WynnBet became the official NASCAR sports betting partner in 2020 in the most apt comparison.
IndyCar schedule penetrates national sports betting map
Sports betting is currently legal in five states (comprising eight races) where IndyCar competes this season: Indiana, Michigan, Oregon, Tennessee and Illinois. Movement is being made in Ohio, Ontario, Canada, and Florida, where races are also held. Miles, a former ATP CEO well-versed in sports betting synergy with a professional series, acknowledges the opportunity but sees any benefit emanating first from the Speedway, then Indiana, and then outward nationally.
Adding IndyCar sports betting partner is a collaboration, Miles hopes
Miles said that, in talks with its eventual partner, the series intends to discuss specific in-race markets it would like to see offered. In-play is a part of it.
“We will care about that and I think they will appreciate our help, or [journalist Robin Miller’s] or somebody who really knows the sports to know what makes sense during the race,” Miles said. “I’ve always thought beyond ‘podium finishes bet prior to the green flag.’ That’s the way we capture fans and keep them during an event. That then goes to the data and latency and the technical aspects of doing it. So that needs to be sorted. That’s the most exciting part.”
Sealing the deal for a sportsbook partner at Indianapolis would require fast broadband for all those app downloads and the in-race bets Miles and his eventual sportsbook partner covet. That’s already covered, Miles said, after an extensive project to improve coverage began when a subsidiary of Penske Corp. announced its intention to purchase the nearly square-mile facility and IndyCar in 2019. The deal has since been completed.
“We are in a far better place than we were 24 months ago in regard to 5G and WiFi,” Miles said. “There should be very few slow dead spots at Indianapolis.”
Penske became a billionaire and one of the most successful race team owners in history by mitigating risk, and therefore doesn’t seem like the type to bet big on gambling. Penske sees the benefit, though, Miles said.

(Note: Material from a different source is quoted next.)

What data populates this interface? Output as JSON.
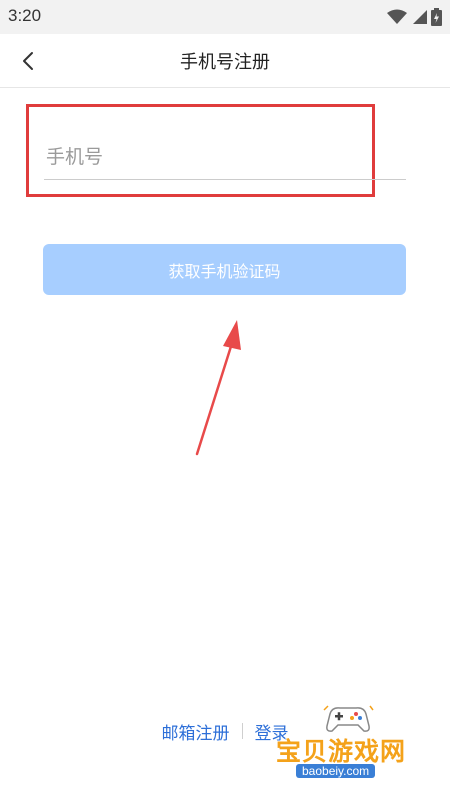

“I think he wants to be cautious about it,” Miles said. “But I think at the same time he sees that it’s a fact of life: a sportsbook – especially on apps – fantasy, betting, and the like and doesn’t want to leave racing behind in regards to the rest of the sport.”